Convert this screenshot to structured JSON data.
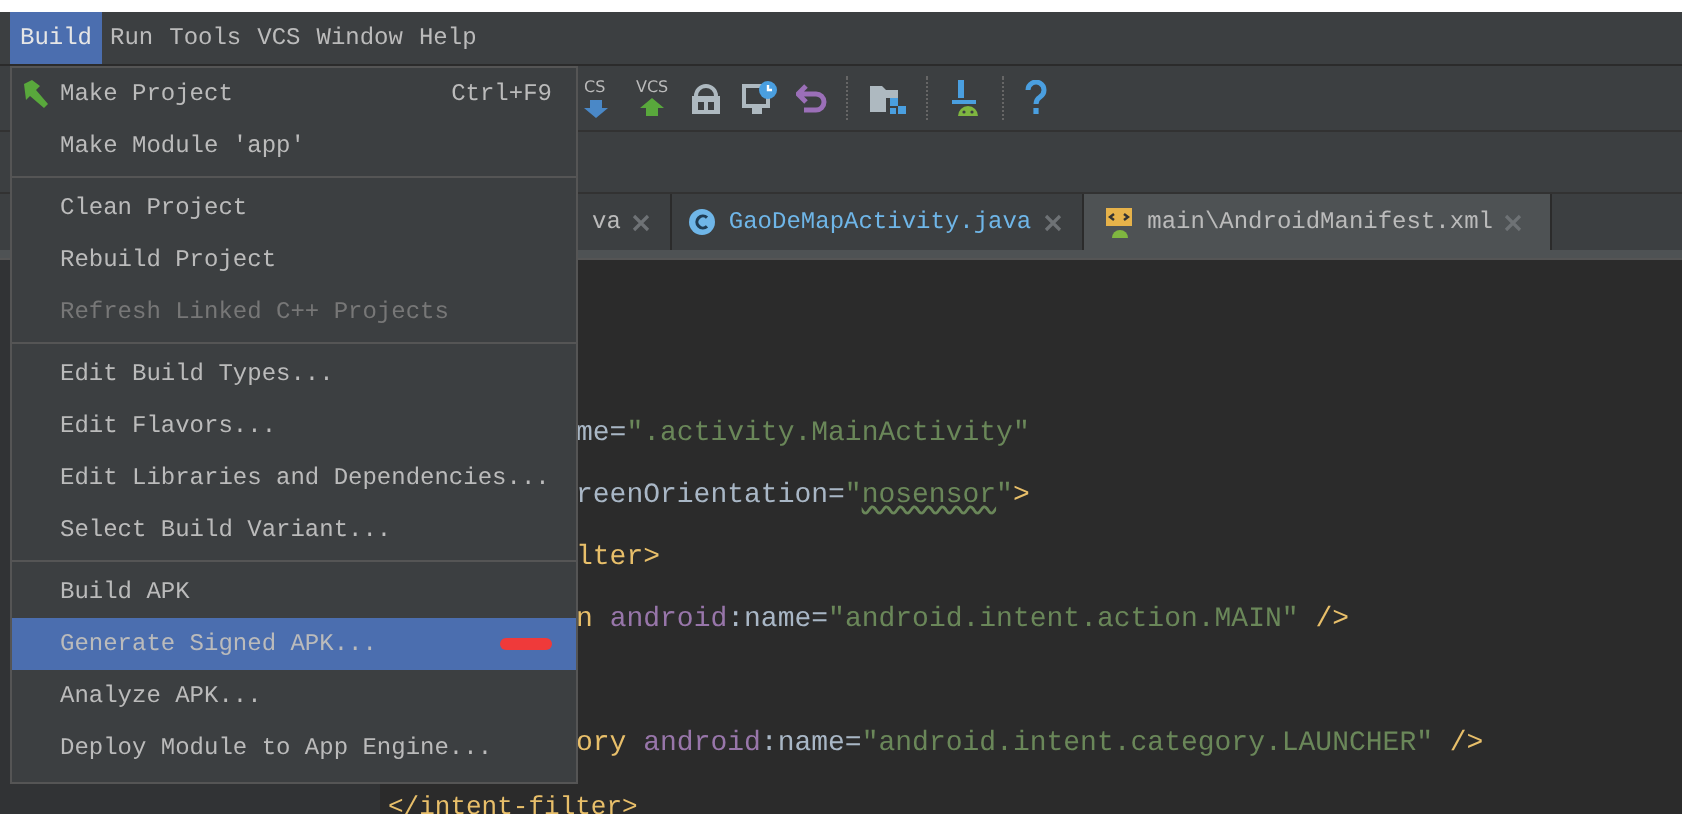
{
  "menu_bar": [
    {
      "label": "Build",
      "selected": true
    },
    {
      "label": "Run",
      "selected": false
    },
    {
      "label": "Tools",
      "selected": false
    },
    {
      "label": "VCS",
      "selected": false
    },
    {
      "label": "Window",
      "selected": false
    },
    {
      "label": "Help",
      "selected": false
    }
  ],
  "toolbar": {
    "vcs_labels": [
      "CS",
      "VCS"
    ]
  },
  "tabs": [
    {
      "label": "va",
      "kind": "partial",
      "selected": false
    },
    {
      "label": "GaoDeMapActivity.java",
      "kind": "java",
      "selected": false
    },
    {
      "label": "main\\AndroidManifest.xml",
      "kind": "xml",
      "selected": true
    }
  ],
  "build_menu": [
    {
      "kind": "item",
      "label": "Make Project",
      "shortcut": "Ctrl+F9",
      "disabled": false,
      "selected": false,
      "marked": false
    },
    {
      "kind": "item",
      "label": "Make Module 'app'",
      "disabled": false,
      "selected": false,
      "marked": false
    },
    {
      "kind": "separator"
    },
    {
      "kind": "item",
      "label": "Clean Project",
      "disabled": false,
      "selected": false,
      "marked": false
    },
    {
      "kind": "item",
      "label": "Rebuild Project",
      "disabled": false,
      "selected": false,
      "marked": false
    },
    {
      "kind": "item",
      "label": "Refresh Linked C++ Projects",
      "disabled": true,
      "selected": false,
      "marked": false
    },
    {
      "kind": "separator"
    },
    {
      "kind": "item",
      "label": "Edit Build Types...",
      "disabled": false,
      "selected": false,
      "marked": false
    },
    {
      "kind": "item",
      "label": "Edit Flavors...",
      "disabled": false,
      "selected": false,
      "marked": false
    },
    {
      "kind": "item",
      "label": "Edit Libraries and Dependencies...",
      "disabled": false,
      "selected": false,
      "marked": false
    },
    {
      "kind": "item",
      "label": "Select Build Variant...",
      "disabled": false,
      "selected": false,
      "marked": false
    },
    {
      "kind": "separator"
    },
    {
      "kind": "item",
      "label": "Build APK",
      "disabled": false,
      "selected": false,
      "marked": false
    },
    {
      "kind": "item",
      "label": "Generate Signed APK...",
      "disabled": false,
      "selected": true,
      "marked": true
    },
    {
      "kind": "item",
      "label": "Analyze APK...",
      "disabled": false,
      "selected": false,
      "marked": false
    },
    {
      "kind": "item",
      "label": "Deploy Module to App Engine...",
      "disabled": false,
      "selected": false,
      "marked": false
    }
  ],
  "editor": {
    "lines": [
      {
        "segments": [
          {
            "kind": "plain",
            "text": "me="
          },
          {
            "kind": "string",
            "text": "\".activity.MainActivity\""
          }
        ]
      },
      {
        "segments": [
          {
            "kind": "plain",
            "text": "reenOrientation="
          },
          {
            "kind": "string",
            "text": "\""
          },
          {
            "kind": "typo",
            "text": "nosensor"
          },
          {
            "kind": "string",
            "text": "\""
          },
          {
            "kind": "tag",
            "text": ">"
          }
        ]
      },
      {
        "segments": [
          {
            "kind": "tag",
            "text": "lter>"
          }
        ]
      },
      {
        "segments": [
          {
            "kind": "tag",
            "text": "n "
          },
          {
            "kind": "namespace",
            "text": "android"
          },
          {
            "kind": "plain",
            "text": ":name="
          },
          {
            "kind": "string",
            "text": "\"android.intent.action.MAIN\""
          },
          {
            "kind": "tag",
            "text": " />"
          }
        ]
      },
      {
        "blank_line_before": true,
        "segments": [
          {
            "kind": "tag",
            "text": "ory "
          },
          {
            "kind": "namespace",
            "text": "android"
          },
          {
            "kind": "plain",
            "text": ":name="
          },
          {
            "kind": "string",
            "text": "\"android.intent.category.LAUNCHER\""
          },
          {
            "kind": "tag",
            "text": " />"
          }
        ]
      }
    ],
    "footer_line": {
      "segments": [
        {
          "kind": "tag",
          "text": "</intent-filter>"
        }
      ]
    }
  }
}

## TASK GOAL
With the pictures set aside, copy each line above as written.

## OUTPUT OF THE EXERCISE
Convert this screenshot to structured JSON data.
{
  "menu_bar": [
    {
      "label": "Build",
      "selected": true
    },
    {
      "label": "Run",
      "selected": false
    },
    {
      "label": "Tools",
      "selected": false
    },
    {
      "label": "VCS",
      "selected": false
    },
    {
      "label": "Window",
      "selected": false
    },
    {
      "label": "Help",
      "selected": false
    }
  ],
  "toolbar": {
    "vcs_labels": [
      "CS",
      "VCS"
    ]
  },
  "tabs": [
    {
      "label": "va",
      "kind": "partial",
      "selected": false
    },
    {
      "label": "GaoDeMapActivity.java",
      "kind": "java",
      "selected": false
    },
    {
      "label": "main\\AndroidManifest.xml",
      "kind": "xml",
      "selected": true
    }
  ],
  "build_menu": [
    {
      "kind": "item",
      "label": "Make Project",
      "shortcut": "Ctrl+F9",
      "disabled": false,
      "selected": false,
      "marked": false
    },
    {
      "kind": "item",
      "label": "Make Module 'app'",
      "disabled": false,
      "selected": false,
      "marked": false
    },
    {
      "kind": "separator"
    },
    {
      "kind": "item",
      "label": "Clean Project",
      "disabled": false,
      "selected": false,
      "marked": false
    },
    {
      "kind": "item",
      "label": "Rebuild Project",
      "disabled": false,
      "selected": false,
      "marked": false
    },
    {
      "kind": "item",
      "label": "Refresh Linked C++ Projects",
      "disabled": true,
      "selected": false,
      "marked": false
    },
    {
      "kind": "separator"
    },
    {
      "kind": "item",
      "label": "Edit Build Types...",
      "disabled": false,
      "selected": false,
      "marked": false
    },
    {
      "kind": "item",
      "label": "Edit Flavors...",
      "disabled": false,
      "selected": false,
      "marked": false
    },
    {
      "kind": "item",
      "label": "Edit Libraries and Dependencies...",
      "disabled": false,
      "selected": false,
      "marked": false
    },
    {
      "kind": "item",
      "label": "Select Build Variant...",
      "disabled": false,
      "selected": false,
      "marked": false
    },
    {
      "kind": "separator"
    },
    {
      "kind": "item",
      "label": "Build APK",
      "disabled": false,
      "selected": false,
      "marked": false
    },
    {
      "kind": "item",
      "label": "Generate Signed APK...",
      "disabled": false,
      "selected": true,
      "marked": true
    },
    {
      "kind": "item",
      "label": "Analyze APK...",
      "disabled": false,
      "selected": false,
      "marked": false
    },
    {
      "kind": "item",
      "label": "Deploy Module to App Engine...",
      "disabled": false,
      "selected": false,
      "marked": false
    }
  ],
  "editor": {
    "lines": [
      {
        "segments": [
          {
            "kind": "plain",
            "text": "me="
          },
          {
            "kind": "string",
            "text": "\".activity.MainActivity\""
          }
        ]
      },
      {
        "segments": [
          {
            "kind": "plain",
            "text": "reenOrientation="
          },
          {
            "kind": "string",
            "text": "\""
          },
          {
            "kind": "typo",
            "text": "nosensor"
          },
          {
            "kind": "string",
            "text": "\""
          },
          {
            "kind": "tag",
            "text": ">"
          }
        ]
      },
      {
        "segments": [
          {
            "kind": "tag",
            "text": "lter>"
          }
        ]
      },
      {
        "segments": [
          {
            "kind": "tag",
            "text": "n "
          },
          {
            "kind": "namespace",
            "text": "android"
          },
          {
            "kind": "plain",
            "text": ":name="
          },
          {
            "kind": "string",
            "text": "\"android.intent.action.MAIN\""
          },
          {
            "kind": "tag",
            "text": " />"
          }
        ]
      },
      {
        "blank_line_before": true,
        "segments": [
          {
            "kind": "tag",
            "text": "ory "
          },
          {
            "kind": "namespace",
            "text": "android"
          },
          {
            "kind": "plain",
            "text": ":name="
          },
          {
            "kind": "string",
            "text": "\"android.intent.category.LAUNCHER\""
          },
          {
            "kind": "tag",
            "text": " />"
          }
        ]
      }
    ],
    "footer_line": {
      "segments": [
        {
          "kind": "tag",
          "text": "</intent-filter>"
        }
      ]
    }
  }
}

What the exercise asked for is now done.